Web page and app entries
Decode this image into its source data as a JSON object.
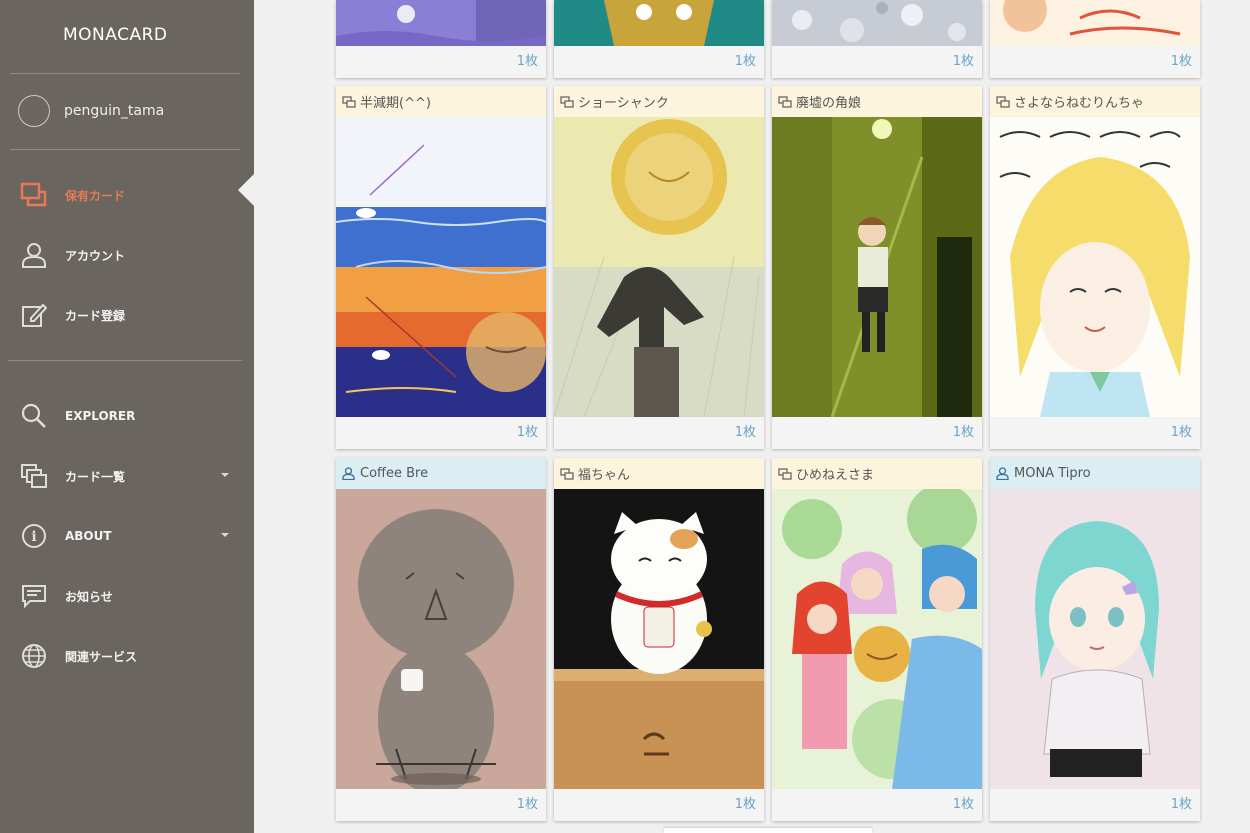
{
  "sidebar": {
    "brand": "MONACARD",
    "username": "penguin_tama",
    "nav": [
      {
        "label": "保有カード",
        "icon": "owned-cards-icon",
        "active": true
      },
      {
        "label": "アカウント",
        "icon": "account-icon"
      },
      {
        "label": "カード登録",
        "icon": "card-register-icon"
      }
    ],
    "nav2": [
      {
        "label": "EXPLORER",
        "icon": "search-icon"
      },
      {
        "label": "カード一覧",
        "icon": "card-list-icon",
        "dropdown": true
      },
      {
        "label": "ABOUT",
        "icon": "info-icon",
        "dropdown": true
      },
      {
        "label": "お知らせ",
        "icon": "news-icon"
      },
      {
        "label": "関連サービス",
        "icon": "globe-icon"
      }
    ],
    "accent_color": "#e57a54"
  },
  "top_row": [
    {
      "count": "1枚"
    },
    {
      "count": "1枚"
    },
    {
      "count": "1枚"
    },
    {
      "count": "1枚"
    }
  ],
  "cards": [
    {
      "title": "半減期(^^)",
      "type": "group",
      "count": "1枚"
    },
    {
      "title": "ショーシャンク",
      "type": "group",
      "count": "1枚"
    },
    {
      "title": "廃墟の角娘",
      "type": "group",
      "count": "1枚"
    },
    {
      "title": "さよならねむりんちゃ",
      "type": "group",
      "count": "1枚"
    },
    {
      "title": "Coffee Bre",
      "type": "user",
      "count": "1枚"
    },
    {
      "title": "福ちゃん",
      "type": "group",
      "count": "1枚"
    },
    {
      "title": "ひめねえさま",
      "type": "group",
      "count": "1枚"
    },
    {
      "title": "MONA Tipro",
      "type": "user",
      "count": "1枚"
    }
  ]
}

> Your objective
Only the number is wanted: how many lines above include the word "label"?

> Response to the task
8